Luke Wroblewski of Functioning Form and Yahoo! describes a framework for designing content on a site.
He begins with a discussion on how we currently optimize for sites – by studying their hierarchy and how pages relate to each other within the site. However, the site does not live on its own but rather as a node within an unstructured web. For most sites, the majority of their traffic is generated from external sources, not from within its hierarchy. Therefore, it’s worthwhile to spend much more time and effort optimizing designs for those who visit from outside.
In a site hierarchy, there is a home, a page may have parents, laterals and children. In contrast, web ecosystems have components to them roughly broken down as communication, display surfaces, content creators, content aggregators, and search (the categories are credited to Tom Chi, my colleague on OK/Cancel).
Communication refers to medium such as instant messaging or email. Links and recommendations which come from personal sources fall under this category. The quality of these links are generally very high and people are likely to click on them as they are received directly from a trusted source.
Display surfaces are places where one may show their support of a website or product. Common examples include MySpace sidebars, or the recent Yahoo! Mash. Facebook’s modules on a user’s profile page can also represent a display surface.
Content creators are where people are producing content which generally act as recommendations or information for their readers and subscribers. The most prevalent example of content creators are bloggers.
Content aggregators represent the places where content creator feeds are collected for quick browsing, accessing and updating. My Yahoo!, iGoogle, Netvibes and feed readers are all examples of these.
The important thing to note, of course, is that all of these lead to the same place – i.e., your content. In order to design with these entry points in mind, we need to design to inform Context, illustrate Related material and of course, get the readers to the Content they were attempting to access
Although seemingly obvious, it’s surprising how few of us follow the core advice Luke gives: make the content your focus.
He illustrates with an example from an old design of the Chicago Tribune, where an article on the Olympics occupied 24% of the screen real estate, leaving 76% to overhead such as navigation, advertising, etc. Other examples he gave included Yahoo! Answers, which had their content occupying 5% of screen real estate prior to their redesign and Buyit.com which has horrendous visual hierarchy.
Users have an expectation when they access the page, based on where they arrived from. Thus, making sure they can see the relevant content as easily as possible is important. They have certain expectations which must be met through easily scannable content – beginning with keeping the title tag of the site the same as the link and the title on the page.
He uses CNN/entertainment as an example of great hierarchy and how they also use bullet summaries to increase reader comprehension and deliver on promises quickly.

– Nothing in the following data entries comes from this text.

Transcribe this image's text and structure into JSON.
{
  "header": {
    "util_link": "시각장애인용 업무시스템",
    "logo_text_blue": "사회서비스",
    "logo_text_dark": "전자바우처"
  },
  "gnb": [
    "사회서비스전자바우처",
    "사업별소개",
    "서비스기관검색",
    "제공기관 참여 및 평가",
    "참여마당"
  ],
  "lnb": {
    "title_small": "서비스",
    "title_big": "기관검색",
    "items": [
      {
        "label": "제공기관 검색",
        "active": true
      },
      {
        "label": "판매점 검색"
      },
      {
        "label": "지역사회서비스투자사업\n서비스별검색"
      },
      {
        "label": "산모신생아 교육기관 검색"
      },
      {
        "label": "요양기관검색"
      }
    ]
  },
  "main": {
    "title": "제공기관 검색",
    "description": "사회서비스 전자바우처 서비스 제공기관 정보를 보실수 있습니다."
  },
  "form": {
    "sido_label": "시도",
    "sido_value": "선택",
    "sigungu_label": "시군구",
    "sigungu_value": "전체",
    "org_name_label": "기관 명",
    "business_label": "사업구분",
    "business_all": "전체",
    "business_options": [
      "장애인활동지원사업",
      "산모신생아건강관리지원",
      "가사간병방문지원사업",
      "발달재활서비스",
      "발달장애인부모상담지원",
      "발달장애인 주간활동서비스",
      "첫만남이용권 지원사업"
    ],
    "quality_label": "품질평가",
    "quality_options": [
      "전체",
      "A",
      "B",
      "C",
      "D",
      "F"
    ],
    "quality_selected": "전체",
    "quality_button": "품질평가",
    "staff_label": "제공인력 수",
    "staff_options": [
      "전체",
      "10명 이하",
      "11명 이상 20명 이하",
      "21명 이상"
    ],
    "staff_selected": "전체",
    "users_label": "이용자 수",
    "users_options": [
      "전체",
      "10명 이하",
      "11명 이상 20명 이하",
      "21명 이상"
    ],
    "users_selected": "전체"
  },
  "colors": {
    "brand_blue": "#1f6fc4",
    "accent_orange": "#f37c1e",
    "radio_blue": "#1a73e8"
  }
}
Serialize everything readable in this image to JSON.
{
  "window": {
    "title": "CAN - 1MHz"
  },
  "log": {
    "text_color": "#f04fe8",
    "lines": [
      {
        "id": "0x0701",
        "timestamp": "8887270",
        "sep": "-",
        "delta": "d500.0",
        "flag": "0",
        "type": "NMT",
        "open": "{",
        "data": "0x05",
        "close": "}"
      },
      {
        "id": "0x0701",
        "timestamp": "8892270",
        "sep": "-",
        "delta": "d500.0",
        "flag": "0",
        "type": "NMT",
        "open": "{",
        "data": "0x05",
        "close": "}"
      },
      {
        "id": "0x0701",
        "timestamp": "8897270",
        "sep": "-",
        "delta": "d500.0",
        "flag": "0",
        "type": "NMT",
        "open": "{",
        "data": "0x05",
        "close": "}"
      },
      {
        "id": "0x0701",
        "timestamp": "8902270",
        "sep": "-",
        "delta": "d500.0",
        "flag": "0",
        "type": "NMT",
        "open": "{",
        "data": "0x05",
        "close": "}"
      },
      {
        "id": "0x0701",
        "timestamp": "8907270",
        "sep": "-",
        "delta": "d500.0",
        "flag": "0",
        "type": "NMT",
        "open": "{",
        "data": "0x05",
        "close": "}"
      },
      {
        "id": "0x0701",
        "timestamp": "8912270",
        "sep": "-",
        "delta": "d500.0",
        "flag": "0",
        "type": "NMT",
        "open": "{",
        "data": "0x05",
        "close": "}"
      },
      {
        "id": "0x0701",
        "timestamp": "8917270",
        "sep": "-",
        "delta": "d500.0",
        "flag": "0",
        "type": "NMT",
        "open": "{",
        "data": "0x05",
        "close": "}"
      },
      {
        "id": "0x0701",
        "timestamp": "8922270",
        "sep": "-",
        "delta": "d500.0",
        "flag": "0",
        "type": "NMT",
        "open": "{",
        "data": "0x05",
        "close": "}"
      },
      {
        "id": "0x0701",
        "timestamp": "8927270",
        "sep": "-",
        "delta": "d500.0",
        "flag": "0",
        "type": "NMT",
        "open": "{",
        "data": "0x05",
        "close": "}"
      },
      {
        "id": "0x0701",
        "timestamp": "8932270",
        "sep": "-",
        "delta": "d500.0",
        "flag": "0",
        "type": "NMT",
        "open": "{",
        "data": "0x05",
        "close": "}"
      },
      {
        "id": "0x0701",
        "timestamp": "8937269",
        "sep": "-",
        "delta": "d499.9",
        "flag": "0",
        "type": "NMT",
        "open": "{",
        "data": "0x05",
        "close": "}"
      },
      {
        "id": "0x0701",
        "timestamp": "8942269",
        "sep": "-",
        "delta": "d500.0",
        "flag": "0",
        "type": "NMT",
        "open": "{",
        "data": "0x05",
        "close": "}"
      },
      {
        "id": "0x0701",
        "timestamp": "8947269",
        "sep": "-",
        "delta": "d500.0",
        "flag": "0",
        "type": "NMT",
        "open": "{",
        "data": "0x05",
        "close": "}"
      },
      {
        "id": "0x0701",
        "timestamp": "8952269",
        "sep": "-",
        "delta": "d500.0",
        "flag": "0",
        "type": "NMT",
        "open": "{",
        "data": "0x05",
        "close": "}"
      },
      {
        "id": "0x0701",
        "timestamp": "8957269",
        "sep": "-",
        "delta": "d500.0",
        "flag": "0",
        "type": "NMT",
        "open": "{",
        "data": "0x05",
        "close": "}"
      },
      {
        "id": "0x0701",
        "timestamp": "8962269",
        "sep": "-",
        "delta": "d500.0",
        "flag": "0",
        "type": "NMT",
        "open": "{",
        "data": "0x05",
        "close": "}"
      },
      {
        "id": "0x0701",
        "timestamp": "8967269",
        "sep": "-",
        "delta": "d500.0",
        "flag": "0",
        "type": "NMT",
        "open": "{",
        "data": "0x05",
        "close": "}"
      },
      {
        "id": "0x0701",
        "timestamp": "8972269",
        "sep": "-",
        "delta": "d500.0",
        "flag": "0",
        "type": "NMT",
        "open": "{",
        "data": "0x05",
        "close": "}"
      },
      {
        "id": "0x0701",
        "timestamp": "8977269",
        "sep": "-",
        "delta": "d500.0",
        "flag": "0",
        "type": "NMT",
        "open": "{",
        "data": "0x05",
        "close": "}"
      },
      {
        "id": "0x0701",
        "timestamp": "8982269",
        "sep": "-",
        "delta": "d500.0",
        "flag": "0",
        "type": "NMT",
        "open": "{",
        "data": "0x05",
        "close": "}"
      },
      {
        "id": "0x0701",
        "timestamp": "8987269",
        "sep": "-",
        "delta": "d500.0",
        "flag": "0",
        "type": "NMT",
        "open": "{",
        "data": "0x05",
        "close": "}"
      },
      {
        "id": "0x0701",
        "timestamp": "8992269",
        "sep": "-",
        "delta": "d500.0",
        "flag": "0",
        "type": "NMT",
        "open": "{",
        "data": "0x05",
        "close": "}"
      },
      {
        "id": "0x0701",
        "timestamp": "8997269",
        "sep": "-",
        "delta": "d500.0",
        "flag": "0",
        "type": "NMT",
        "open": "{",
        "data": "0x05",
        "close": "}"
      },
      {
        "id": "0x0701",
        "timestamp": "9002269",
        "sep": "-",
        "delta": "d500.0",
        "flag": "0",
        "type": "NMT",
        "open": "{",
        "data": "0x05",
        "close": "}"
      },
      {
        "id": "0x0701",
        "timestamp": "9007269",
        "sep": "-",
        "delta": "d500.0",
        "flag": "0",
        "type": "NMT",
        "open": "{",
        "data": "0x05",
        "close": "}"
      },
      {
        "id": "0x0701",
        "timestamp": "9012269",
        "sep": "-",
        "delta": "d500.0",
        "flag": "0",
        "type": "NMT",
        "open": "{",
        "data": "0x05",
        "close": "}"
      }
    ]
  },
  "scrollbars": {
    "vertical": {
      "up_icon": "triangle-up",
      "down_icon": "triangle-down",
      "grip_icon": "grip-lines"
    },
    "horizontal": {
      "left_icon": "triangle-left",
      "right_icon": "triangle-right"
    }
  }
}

Luke then shares the less is more philosophy and reminds us that we don’t have to show everything. “Spare us your site map,” he says as he shows a site that has their entire site as a side navigation.
There are, however, often related pieces of content that tie in with the content being viewed and these should be revealed and embedded in a clearly visible fashion
The ever popular BBC.com is used as an example. On just about any given story, they right side features very relevant categories and content. Further, for some stories, the left navigation changes. Rather than showing all of BBC’s categories, for example, a story on European Football shows European Football news and teams as the core navigation on the left.
He then references the ever popular and relevant book, The Paradox of Choice by Barry Shwartz, reminding us that fewer choices tend to lead to more likelihood of action than more. Specifically, people who had 6 choices were more likely to act whilst those who had 10 tended to not choose at all. Of course, I couldn’t help but recall our own references to choice overload.
In terms of placement of related information, he recommends the left navigation side as the right tends to be viewed as advertisements. As one might suspect, readers do not click on links they don’t see so visibility is important.
Of course, all of this is irrelevant if your content wasn’t relevant in the first place. But if you make good on your content, then related calls to action are welcome.
When the reader accesses a site through external means, they lack any sort of context. It’s important to indicate to readers:
- Who’s site is this?
- What’s going on?
- Is this a site I can trust?
Ensure that this information is evident and the design of the page looks professional or appropriate for your purposes in order to build trust. Luke mentions the Stanford Web Credibility research which indicated more professionally designed sites were viewed as more trustworthy.
Finally, Luke mentions how on his own site, if a reader arrived through searching for a certain term, he uses that term to provide additional context. For example, he will pull up other related articles on his site based on the search term. He will also highlight the words which match the search term. Similarly, Luke illustrates how Yahoo! Answers bolds the search terms used.